▶ [Exercise directions]: Select the lines below containing the word "value".

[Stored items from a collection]
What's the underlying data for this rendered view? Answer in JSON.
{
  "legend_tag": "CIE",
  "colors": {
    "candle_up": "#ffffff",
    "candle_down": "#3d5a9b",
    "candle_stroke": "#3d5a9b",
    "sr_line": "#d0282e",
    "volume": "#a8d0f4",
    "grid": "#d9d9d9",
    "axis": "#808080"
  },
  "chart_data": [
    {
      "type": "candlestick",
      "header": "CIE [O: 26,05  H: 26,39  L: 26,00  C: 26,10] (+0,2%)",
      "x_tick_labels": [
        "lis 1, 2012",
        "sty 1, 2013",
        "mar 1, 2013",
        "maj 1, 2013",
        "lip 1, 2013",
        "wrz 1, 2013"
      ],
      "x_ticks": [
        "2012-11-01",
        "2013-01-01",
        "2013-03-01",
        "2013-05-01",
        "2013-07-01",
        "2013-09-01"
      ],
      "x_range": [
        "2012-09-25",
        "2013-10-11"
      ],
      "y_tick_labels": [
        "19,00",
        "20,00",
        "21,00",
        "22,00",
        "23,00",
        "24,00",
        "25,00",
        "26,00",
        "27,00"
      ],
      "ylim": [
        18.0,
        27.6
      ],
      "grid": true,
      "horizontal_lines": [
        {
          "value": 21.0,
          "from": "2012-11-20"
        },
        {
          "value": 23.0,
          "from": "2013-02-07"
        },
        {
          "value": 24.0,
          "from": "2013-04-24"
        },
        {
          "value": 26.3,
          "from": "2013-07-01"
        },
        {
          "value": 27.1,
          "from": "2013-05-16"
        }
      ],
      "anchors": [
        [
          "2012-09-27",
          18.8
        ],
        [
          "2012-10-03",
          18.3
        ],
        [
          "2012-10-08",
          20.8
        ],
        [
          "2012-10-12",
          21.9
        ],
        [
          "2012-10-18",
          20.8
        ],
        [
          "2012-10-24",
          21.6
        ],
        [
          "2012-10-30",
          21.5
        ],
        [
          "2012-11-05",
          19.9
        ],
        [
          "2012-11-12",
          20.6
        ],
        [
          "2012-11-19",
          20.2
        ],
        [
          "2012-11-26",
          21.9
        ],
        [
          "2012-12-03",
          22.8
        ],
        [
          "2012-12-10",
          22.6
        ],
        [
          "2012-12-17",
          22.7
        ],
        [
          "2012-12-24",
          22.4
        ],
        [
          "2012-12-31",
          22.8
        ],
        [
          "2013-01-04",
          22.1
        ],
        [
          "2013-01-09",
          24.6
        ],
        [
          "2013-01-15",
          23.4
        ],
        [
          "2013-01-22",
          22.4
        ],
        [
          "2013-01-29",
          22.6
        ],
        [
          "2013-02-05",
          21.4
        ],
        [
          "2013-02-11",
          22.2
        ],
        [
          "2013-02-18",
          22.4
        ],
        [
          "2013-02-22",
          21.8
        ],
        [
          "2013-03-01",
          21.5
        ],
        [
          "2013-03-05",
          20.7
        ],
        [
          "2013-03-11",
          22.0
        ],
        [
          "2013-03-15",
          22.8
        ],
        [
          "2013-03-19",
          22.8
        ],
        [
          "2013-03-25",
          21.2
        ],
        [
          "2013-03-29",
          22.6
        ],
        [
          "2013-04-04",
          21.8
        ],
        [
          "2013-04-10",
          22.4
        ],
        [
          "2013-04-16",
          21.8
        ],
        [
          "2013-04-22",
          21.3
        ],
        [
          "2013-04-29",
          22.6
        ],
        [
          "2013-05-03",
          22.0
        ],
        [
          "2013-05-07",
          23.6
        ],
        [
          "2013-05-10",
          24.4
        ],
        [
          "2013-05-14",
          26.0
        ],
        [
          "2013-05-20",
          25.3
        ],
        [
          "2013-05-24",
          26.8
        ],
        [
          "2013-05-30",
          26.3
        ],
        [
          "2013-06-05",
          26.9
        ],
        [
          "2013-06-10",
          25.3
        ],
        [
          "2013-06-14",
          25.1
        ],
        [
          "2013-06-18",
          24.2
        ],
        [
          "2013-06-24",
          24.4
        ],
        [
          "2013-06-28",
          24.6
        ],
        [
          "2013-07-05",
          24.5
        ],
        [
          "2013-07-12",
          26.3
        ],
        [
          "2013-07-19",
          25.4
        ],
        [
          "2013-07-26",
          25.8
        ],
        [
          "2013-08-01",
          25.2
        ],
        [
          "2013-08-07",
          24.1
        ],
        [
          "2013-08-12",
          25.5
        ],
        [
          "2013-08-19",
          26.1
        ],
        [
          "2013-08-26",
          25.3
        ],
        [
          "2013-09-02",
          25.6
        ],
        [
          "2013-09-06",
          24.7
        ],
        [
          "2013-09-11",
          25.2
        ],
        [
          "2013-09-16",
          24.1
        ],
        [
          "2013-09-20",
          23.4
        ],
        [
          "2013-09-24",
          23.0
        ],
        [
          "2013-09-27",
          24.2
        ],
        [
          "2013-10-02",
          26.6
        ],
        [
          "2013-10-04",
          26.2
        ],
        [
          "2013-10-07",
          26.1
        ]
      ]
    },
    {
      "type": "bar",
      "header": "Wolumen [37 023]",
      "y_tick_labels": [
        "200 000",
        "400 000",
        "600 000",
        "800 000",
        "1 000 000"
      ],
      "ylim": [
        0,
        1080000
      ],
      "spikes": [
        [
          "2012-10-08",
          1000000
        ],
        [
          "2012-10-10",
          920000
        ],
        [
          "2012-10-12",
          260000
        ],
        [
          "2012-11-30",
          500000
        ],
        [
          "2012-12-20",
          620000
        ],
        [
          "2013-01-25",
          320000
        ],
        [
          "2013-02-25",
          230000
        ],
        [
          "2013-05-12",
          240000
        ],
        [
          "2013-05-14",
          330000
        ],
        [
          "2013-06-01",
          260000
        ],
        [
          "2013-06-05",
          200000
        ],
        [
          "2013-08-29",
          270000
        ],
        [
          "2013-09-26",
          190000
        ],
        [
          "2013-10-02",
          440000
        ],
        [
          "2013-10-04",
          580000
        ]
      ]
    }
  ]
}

▶ [Answer to the problem]:
          "value": 21.0,
          "value": 23.0,
          "value": 24.0,
          "value": 26.3,
          "value": 27.1,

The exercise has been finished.